=== Data supplied ===

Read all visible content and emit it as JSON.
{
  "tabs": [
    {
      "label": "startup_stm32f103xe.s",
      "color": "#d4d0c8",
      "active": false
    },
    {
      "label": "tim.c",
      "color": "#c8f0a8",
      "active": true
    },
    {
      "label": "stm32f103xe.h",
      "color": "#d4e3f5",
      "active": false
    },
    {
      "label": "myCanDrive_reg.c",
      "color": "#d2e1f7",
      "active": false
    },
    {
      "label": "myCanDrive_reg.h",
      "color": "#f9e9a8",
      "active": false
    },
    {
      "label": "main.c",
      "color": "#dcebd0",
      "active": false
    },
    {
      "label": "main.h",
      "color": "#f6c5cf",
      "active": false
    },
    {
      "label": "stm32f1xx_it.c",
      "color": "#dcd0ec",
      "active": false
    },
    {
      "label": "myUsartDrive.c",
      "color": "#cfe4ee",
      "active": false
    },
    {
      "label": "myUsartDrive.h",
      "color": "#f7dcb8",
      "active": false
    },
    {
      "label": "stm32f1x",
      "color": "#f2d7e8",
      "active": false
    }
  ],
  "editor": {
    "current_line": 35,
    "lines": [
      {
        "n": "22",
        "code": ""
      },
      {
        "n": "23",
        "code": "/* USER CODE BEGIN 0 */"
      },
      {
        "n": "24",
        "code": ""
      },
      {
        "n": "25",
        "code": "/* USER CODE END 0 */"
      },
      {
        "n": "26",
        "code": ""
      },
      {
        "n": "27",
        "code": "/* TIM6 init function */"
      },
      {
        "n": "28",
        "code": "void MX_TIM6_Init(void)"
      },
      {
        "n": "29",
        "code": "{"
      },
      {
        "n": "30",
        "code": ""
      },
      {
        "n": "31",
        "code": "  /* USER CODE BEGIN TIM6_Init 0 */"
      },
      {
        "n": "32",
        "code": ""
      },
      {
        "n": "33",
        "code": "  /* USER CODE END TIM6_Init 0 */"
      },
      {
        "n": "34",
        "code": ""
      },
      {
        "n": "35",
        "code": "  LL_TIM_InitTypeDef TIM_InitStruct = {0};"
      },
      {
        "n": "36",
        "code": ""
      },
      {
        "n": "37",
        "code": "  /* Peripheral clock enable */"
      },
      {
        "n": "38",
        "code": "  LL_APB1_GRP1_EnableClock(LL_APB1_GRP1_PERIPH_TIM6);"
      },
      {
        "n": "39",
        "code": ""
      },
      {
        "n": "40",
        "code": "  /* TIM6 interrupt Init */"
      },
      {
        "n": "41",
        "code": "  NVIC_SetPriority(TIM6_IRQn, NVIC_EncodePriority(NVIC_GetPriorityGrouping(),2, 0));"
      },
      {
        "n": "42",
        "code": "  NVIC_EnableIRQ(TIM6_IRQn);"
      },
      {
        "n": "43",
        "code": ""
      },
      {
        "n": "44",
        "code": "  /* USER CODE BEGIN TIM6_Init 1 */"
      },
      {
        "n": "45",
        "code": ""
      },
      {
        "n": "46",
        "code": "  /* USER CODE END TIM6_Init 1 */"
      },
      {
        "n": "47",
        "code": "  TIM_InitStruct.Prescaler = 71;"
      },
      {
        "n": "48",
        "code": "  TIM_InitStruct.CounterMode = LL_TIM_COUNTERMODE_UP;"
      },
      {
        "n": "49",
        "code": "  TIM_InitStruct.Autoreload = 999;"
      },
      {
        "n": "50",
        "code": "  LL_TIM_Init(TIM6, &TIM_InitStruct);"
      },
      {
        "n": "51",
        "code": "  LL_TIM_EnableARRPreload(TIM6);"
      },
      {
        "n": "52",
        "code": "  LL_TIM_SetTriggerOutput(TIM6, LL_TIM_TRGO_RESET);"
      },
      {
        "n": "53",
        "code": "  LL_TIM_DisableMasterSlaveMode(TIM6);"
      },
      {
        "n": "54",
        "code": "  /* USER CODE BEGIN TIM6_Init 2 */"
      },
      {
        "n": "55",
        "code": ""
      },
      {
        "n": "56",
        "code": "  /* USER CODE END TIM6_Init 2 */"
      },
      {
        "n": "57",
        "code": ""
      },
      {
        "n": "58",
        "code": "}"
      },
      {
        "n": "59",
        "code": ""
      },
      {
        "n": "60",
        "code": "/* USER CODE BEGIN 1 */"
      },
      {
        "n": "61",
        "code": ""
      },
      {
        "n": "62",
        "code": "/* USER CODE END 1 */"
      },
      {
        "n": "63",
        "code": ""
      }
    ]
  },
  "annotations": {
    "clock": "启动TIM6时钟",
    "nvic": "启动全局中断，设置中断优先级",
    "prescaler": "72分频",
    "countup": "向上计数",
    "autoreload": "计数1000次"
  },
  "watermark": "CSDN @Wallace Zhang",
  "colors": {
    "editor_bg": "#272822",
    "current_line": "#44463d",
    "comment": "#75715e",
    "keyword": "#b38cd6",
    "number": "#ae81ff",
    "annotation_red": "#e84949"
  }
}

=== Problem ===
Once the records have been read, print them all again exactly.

=== Written response ===
Read all visible content and emit it as JSON.
{
  "tabs": [
    {
      "label": "startup_stm32f103xe.s",
      "color": "#d4d0c8",
      "active": false
    },
    {
      "label": "tim.c",
      "color": "#c8f0a8",
      "active": true
    },
    {
      "label": "stm32f103xe.h",
      "color": "#d4e3f5",
      "active": false
    },
    {
      "label": "myCanDrive_reg.c",
      "color": "#d2e1f7",
      "active": false
    },
    {
      "label": "myCanDrive_reg.h",
      "color": "#f9e9a8",
      "active": false
    },
    {
      "label": "main.c",
      "color": "#dcebd0",
      "active": false
    },
    {
      "label": "main.h",
      "color": "#f6c5cf",
      "active": false
    },
    {
      "label": "stm32f1xx_it.c",
      "color": "#dcd0ec",
      "active": false
    },
    {
      "label": "myUsartDrive.c",
      "color": "#cfe4ee",
      "active": false
    },
    {
      "label": "myUsartDrive.h",
      "color": "#f7dcb8",
      "active": false
    },
    {
      "label": "stm32f1x",
      "color": "#f2d7e8",
      "active": false
    }
  ],
  "editor": {
    "current_line": 35,
    "lines": [
      {
        "n": "22",
        "code": ""
      },
      {
        "n": "23",
        "code": "/* USER CODE BEGIN 0 */"
      },
      {
        "n": "24",
        "code": ""
      },
      {
        "n": "25",
        "code": "/* USER CODE END 0 */"
      },
      {
        "n": "26",
        "code": ""
      },
      {
        "n": "27",
        "code": "/* TIM6 init function */"
      },
      {
        "n": "28",
        "code": "void MX_TIM6_Init(void)"
      },
      {
        "n": "29",
        "code": "{"
      },
      {
        "n": "30",
        "code": ""
      },
      {
        "n": "31",
        "code": "  /* USER CODE BEGIN TIM6_Init 0 */"
      },
      {
        "n": "32",
        "code": ""
      },
      {
        "n": "33",
        "code": "  /* USER CODE END TIM6_Init 0 */"
      },
      {
        "n": "34",
        "code": ""
      },
      {
        "n": "35",
        "code": "  LL_TIM_InitTypeDef TIM_InitStruct = {0};"
      },
      {
        "n": "36",
        "code": ""
      },
      {
        "n": "37",
        "code": "  /* Peripheral clock enable */"
      },
      {
        "n": "38",
        "code": "  LL_APB1_GRP1_EnableClock(LL_APB1_GRP1_PERIPH_TIM6);"
      },
      {
        "n": "39",
        "code": ""
      },
      {
        "n": "40",
        "code": "  /* TIM6 interrupt Init */"
      },
      {
        "n": "41",
        "code": "  NVIC_SetPriority(TIM6_IRQn, NVIC_EncodePriority(NVIC_GetPriorityGrouping(),2, 0));"
      },
      {
        "n": "42",
        "code": "  NVIC_EnableIRQ(TIM6_IRQn);"
      },
      {
        "n": "43",
        "code": ""
      },
      {
        "n": "44",
        "code": "  /* USER CODE BEGIN TIM6_Init 1 */"
      },
      {
        "n": "45",
        "code": ""
      },
      {
        "n": "46",
        "code": "  /* USER CODE END TIM6_Init 1 */"
      },
      {
        "n": "47",
        "code": "  TIM_InitStruct.Prescaler = 71;"
      },
      {
        "n": "48",
        "code": "  TIM_InitStruct.CounterMode = LL_TIM_COUNTERMODE_UP;"
      },
      {
        "n": "49",
        "code": "  TIM_InitStruct.Autoreload = 999;"
      },
      {
        "n": "50",
        "code": "  LL_TIM_Init(TIM6, &TIM_InitStruct);"
      },
      {
        "n": "51",
        "code": "  LL_TIM_EnableARRPreload(TIM6);"
      },
      {
        "n": "52",
        "code": "  LL_TIM_SetTriggerOutput(TIM6, LL_TIM_TRGO_RESET);"
      },
      {
        "n": "53",
        "code": "  LL_TIM_DisableMasterSlaveMode(TIM6);"
      },
      {
        "n": "54",
        "code": "  /* USER CODE BEGIN TIM6_Init 2 */"
      },
      {
        "n": "55",
        "code": ""
      },
      {
        "n": "56",
        "code": "  /* USER CODE END TIM6_Init 2 */"
      },
      {
        "n": "57",
        "code": ""
      },
      {
        "n": "58",
        "code": "}"
      },
      {
        "n": "59",
        "code": ""
      },
      {
        "n": "60",
        "code": "/* USER CODE BEGIN 1 */"
      },
      {
        "n": "61",
        "code": ""
      },
      {
        "n": "62",
        "code": "/* USER CODE END 1 */"
      },
      {
        "n": "63",
        "code": ""
      }
    ]
  },
  "annotations": {
    "clock": "启动TIM6时钟",
    "nvic": "启动全局中断，设置中断优先级",
    "prescaler": "72分频",
    "countup": "向上计数",
    "autoreload": "计数1000次"
  },
  "watermark": "CSDN @Wallace Zhang",
  "colors": {
    "editor_bg": "#272822",
    "current_line": "#44463d",
    "comment": "#75715e",
    "keyword": "#b38cd6",
    "number": "#ae81ff",
    "annotation_red": "#e84949"
  }
}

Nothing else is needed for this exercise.